[Entries from a dataset of interfaces]
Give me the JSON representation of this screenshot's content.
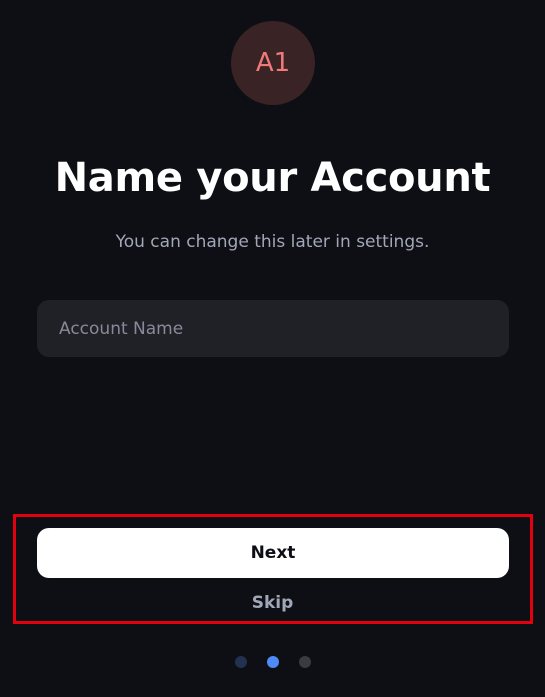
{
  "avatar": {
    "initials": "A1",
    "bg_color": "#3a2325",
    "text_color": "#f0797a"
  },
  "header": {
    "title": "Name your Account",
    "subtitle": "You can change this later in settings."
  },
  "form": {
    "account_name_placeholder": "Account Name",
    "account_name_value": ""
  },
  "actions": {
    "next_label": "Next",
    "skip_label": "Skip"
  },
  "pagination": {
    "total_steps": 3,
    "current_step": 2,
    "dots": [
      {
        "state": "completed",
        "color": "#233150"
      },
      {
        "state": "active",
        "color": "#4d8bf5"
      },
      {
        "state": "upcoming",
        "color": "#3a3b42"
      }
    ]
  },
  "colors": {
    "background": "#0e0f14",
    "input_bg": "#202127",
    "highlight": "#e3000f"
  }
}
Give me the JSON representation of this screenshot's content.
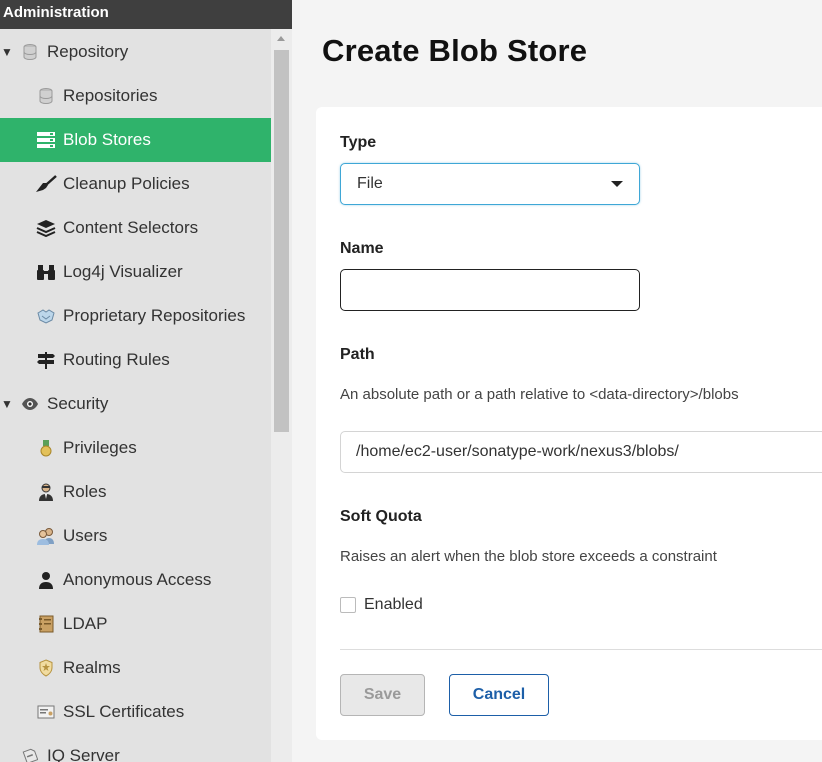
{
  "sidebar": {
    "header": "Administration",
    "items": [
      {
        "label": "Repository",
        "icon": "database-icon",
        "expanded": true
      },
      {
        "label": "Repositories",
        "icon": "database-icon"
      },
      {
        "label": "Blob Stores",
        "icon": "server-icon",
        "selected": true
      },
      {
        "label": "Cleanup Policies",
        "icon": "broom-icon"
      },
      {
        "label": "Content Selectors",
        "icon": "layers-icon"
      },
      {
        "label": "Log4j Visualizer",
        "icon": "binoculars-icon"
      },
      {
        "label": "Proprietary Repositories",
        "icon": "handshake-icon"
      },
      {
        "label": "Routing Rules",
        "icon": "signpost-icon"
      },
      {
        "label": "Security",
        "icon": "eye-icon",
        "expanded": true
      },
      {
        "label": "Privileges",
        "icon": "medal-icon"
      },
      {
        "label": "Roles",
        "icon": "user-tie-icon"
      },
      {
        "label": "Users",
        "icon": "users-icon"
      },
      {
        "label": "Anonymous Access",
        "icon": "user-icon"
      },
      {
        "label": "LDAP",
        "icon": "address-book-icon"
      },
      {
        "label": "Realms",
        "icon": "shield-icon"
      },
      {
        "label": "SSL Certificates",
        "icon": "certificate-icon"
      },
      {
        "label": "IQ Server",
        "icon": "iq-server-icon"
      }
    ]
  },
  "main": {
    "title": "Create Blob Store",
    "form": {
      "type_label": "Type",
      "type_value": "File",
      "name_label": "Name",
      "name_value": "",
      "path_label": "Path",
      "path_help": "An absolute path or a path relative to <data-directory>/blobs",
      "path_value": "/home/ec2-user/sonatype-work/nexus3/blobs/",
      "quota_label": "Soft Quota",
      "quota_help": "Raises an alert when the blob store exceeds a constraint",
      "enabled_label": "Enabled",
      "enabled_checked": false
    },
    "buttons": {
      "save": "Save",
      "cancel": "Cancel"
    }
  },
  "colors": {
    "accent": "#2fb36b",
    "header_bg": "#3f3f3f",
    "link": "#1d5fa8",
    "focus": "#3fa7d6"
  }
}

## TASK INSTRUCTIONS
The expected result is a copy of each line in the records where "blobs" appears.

## EXERCISE RESULT
      "path_help": "An absolute path or a path relative to <data-directory>/blobs",
      "path_value": "/home/ec2-user/sonatype-work/nexus3/blobs/",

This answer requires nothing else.